Each line in the records below that has the word "mybox" should be copied.

[Web page and app entries]
Start of Block
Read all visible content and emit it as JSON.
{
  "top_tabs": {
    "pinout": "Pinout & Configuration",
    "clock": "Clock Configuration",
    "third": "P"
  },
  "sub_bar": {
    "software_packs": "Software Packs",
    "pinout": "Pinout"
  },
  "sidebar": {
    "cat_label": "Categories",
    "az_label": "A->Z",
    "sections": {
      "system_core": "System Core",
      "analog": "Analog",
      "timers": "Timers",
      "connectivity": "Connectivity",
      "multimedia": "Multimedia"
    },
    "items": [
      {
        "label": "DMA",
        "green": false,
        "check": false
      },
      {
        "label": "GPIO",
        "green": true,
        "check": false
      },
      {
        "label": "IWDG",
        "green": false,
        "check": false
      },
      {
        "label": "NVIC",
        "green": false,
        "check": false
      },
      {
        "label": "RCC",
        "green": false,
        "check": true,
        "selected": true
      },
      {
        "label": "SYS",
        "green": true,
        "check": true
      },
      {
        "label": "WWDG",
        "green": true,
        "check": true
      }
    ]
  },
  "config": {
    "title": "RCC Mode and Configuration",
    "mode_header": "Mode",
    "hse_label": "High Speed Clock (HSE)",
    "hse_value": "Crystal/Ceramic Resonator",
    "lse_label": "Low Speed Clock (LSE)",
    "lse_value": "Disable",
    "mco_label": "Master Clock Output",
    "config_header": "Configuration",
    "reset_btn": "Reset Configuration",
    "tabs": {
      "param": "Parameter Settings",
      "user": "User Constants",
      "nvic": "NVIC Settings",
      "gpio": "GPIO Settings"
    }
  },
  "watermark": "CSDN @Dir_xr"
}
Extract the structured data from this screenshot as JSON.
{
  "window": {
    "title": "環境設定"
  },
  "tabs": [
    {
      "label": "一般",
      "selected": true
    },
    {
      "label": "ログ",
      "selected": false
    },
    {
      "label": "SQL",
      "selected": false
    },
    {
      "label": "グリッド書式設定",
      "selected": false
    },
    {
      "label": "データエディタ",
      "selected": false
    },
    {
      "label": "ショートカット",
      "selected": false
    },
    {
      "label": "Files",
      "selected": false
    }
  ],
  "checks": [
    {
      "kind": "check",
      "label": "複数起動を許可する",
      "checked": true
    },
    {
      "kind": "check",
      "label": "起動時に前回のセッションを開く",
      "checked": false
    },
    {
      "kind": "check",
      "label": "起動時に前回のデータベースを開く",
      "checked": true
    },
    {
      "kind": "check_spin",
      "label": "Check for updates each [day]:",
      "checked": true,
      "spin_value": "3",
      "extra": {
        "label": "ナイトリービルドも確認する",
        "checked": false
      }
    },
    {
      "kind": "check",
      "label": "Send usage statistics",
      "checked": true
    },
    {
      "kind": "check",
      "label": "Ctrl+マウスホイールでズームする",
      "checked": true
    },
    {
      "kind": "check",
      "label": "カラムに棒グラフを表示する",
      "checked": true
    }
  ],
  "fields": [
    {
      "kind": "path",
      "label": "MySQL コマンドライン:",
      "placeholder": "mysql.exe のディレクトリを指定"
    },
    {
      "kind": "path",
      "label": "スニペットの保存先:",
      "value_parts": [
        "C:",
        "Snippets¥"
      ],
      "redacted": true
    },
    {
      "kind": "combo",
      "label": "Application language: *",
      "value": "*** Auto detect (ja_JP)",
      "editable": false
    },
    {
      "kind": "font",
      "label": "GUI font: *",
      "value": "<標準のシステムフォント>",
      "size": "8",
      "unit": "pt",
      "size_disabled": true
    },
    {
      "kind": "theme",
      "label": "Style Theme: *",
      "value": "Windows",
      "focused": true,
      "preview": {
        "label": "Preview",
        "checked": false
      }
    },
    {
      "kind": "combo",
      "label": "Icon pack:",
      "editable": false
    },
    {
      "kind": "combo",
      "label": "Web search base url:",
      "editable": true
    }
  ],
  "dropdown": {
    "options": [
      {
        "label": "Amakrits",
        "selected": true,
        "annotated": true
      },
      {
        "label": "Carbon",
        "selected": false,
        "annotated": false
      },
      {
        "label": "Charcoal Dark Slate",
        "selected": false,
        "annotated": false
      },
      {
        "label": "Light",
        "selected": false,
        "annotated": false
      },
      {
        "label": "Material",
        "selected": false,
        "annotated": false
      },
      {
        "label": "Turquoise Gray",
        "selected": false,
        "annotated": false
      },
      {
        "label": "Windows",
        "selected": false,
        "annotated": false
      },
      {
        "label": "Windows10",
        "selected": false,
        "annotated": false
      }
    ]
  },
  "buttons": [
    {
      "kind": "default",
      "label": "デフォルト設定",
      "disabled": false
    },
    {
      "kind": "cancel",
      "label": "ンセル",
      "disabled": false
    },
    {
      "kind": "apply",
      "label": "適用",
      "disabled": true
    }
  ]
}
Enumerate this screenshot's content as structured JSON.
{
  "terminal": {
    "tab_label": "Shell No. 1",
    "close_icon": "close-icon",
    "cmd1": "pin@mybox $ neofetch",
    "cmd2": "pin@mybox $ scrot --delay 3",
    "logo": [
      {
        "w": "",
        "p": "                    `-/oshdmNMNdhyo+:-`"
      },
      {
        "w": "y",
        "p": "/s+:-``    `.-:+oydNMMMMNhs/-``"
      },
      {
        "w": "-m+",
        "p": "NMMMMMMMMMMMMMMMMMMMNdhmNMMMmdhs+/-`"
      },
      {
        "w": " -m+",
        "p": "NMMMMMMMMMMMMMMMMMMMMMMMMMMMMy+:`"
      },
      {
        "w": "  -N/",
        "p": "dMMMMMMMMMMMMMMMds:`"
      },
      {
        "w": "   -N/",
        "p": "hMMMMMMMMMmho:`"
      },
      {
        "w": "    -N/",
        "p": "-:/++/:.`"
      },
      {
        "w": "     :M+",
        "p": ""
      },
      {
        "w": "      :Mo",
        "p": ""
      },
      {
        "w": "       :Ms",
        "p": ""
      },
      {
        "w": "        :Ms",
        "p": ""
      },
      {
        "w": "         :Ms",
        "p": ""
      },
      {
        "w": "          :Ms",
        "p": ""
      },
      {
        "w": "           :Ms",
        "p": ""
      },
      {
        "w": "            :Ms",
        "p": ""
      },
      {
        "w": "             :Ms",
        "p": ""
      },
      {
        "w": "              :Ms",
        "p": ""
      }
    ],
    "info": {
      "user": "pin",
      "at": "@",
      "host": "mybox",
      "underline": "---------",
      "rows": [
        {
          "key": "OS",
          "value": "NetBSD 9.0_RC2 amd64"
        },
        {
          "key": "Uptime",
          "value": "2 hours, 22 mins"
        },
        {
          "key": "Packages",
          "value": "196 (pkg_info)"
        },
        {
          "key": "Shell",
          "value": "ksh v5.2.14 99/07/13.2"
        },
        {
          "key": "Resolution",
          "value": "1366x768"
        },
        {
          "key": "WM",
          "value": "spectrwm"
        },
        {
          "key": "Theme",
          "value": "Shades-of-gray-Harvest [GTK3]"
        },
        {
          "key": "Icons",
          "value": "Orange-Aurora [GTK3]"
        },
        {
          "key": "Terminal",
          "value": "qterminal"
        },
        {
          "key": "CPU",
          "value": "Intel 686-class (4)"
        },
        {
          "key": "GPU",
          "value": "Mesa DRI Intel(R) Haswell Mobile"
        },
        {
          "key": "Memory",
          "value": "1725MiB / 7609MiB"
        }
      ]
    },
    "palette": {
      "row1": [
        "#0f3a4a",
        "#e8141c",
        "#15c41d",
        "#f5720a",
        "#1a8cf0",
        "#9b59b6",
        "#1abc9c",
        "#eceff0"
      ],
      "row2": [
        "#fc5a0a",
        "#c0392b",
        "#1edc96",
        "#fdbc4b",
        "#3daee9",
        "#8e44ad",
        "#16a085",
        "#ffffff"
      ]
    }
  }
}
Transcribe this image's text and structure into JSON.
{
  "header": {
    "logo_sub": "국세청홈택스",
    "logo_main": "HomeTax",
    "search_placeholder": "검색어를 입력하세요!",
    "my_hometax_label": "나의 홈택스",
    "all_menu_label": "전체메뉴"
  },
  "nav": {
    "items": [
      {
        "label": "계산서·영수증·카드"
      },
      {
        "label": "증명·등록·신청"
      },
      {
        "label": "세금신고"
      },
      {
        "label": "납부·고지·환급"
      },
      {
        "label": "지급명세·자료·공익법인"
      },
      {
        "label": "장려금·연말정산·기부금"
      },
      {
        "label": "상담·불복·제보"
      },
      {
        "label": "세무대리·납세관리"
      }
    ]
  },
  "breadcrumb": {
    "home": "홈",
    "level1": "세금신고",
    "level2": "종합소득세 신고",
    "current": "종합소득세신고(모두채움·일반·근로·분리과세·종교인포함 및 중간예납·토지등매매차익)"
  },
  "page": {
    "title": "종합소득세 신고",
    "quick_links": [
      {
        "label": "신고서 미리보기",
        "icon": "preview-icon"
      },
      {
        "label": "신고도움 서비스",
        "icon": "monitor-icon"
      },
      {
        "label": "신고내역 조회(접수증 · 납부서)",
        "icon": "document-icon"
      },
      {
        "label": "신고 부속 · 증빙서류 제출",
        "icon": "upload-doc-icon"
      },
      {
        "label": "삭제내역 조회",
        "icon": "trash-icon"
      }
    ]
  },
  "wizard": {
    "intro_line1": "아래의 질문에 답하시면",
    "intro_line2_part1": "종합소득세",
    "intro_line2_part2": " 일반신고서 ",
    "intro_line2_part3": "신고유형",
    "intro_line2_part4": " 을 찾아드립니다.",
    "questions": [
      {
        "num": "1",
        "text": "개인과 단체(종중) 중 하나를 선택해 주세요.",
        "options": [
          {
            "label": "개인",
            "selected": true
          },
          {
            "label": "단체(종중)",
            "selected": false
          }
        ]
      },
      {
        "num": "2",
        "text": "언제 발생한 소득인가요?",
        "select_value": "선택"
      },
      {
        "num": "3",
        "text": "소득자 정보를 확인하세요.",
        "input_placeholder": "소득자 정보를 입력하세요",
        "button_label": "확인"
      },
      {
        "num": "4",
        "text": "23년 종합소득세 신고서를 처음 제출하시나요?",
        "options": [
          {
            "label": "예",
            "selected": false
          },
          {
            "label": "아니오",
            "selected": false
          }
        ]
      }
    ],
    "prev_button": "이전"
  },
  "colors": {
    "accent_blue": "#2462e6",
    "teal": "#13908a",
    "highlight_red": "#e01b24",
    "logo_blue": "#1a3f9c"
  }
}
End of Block
▶ ANSWER TO THIS TASK:
    "cmd1": "pin@mybox $ neofetch",
    "cmd2": "pin@mybox $ scrot --delay 3",
      "host": "mybox",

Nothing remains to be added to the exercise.